For the purposes of export control regulations, the term Fundamental Research means:
Basic and applied research in science and engineering, the results of which ordinarily are published and shared broadly within the scientific community, as distinguished from proprietary research and from industrial development, design, production, and product utilization, the results of which ordinarily are restricted for proprietary or national security reasons.
Harvard University’s research normally will be considered as fundamental research unless the university or its researchers accept sponsor restrictions on publication of scientific and technical information resulting from the project or activity. Conducting fundamental research is key to maintaining an environment of openness in an academic setting.
The results of research performed as fundamental research as defined above are not subject to export control laws and regulations. No license is needed to share these results, even if they relate to items or technologies that are otherwise controlled. This exclusion permits Harvard University to allow foreign members of their communities (e.g., students, faculty, and visitors) to participate in research projects involving export-controlled information on campus in the U.S. without the need for a license. However, it does not permit the transfer of export-controlled information, materials, or items abroad, even to research collaborators, except under very limited circumstances
The Fundamental Research Exclusion applies only to the dissemination of research data and information, not to the transmissions of material goods.
The Fundamental Research Exclusion is Destroyed If…
…the university accepts any contract clause that:
- Forbids the participation of foreign persons
- Gives the sponsor a right to approve publications resulting from the research, or
- Otherwise operates to restrict participation in research and/or access to and disclosure of research results.
“Side deals” between a PI and Sponsor to comply with such requirements, even though not stated in the research contract, may destroy the fundamental research exclusion and expose both the PI and the University to penalties for export control violations and may violate university policies on openness in research.
More information about Fundamental Research can be found in the FAQ.
Fundamental research is distinguished from research that results in information that is restricted for proprietary reasons or national security reasons (subject to Export Control Regulations, or EAR) or pursuant to specific U.S. government access and dissemination controls (subject to International Traffic in Arms Regulations, or ITAR). However, the following public domain exclusions might apply.
- Publicly available technology and non-encryption software, such as information that is the subject of an open patent application, published in a book or periodical, released at an open conference anywhere, available on a website accessible by the public with no access controls or information that will be published is not subject to the EAR.
- Information which is already published and generally accessible to the public is not subject to ITAR. Information that is available through books, periodicals, patents, open conferences in the United States, websites accessible to the public with no access controls, or other public release authorized by the U.S. government, is considered in the public domain.
Educational Information Exclusion
Further, information that is considered general educational material is also excluded from export control regulations:

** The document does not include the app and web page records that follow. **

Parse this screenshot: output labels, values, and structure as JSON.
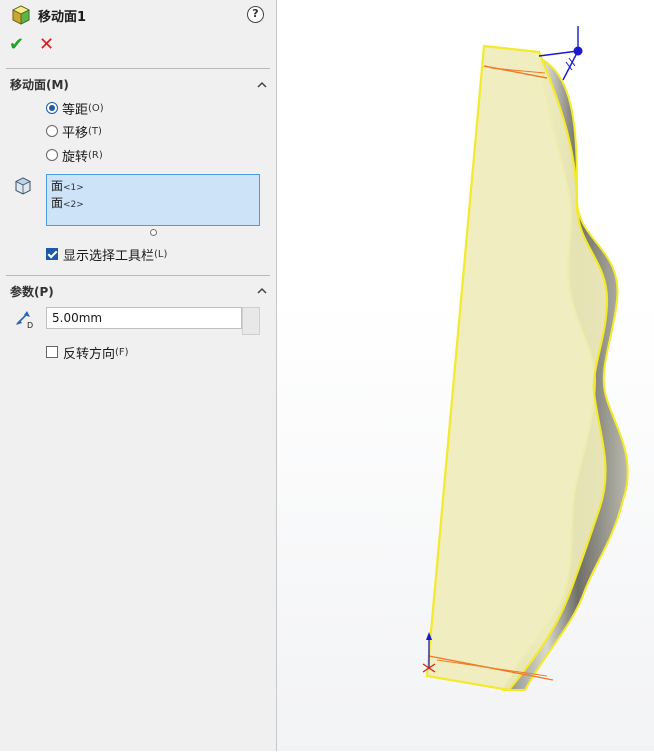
{
  "feature": {
    "title": "移动面1"
  },
  "icons": {
    "feature": "move-face-feature-icon",
    "help": "help-icon",
    "ok": "checkmark-icon",
    "cancel": "close-icon",
    "collapse": "chevron-up-icon",
    "face": "face-icon",
    "distance": "distance-icon"
  },
  "move_face_section": {
    "title": "移动面(M)",
    "options": [
      {
        "label": "等距",
        "hotkey": "(O)",
        "selected": true
      },
      {
        "label": "平移",
        "hotkey": "(T)",
        "selected": false
      },
      {
        "label": "旋转",
        "hotkey": "(R)",
        "selected": false
      }
    ],
    "selection": [
      {
        "name": "面",
        "index": "<1>"
      },
      {
        "name": "面",
        "index": "<2>"
      }
    ],
    "show_toolbar": {
      "label": "显示选择工具栏",
      "hotkey": "(L)",
      "checked": true
    }
  },
  "params_section": {
    "title": "参数(P)",
    "distance_value": "5.00mm",
    "reverse": {
      "label": "反转方向",
      "hotkey": "(F)",
      "checked": false
    }
  },
  "colors": {
    "accent": "#1e5aa8",
    "ok": "#1fa51f",
    "cancel": "#d22020",
    "selected_face": "#efecbb",
    "edge_highlight": "#f2ea2a",
    "direction_arrow": "#f07a28",
    "triad": "#1a1acc"
  }
}
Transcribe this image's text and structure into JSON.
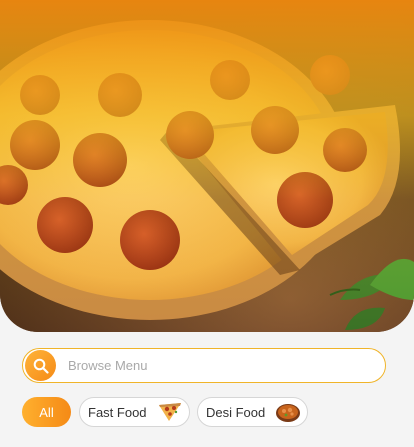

- EAR: Release of information by instruction in catalog courses and associated teaching laboratories of academic institutions is not subject to EAR.
- Information concerning general scientific, mathematical, or engineering principles commonly taught in schools, colleges and universities is not subject to ITAR.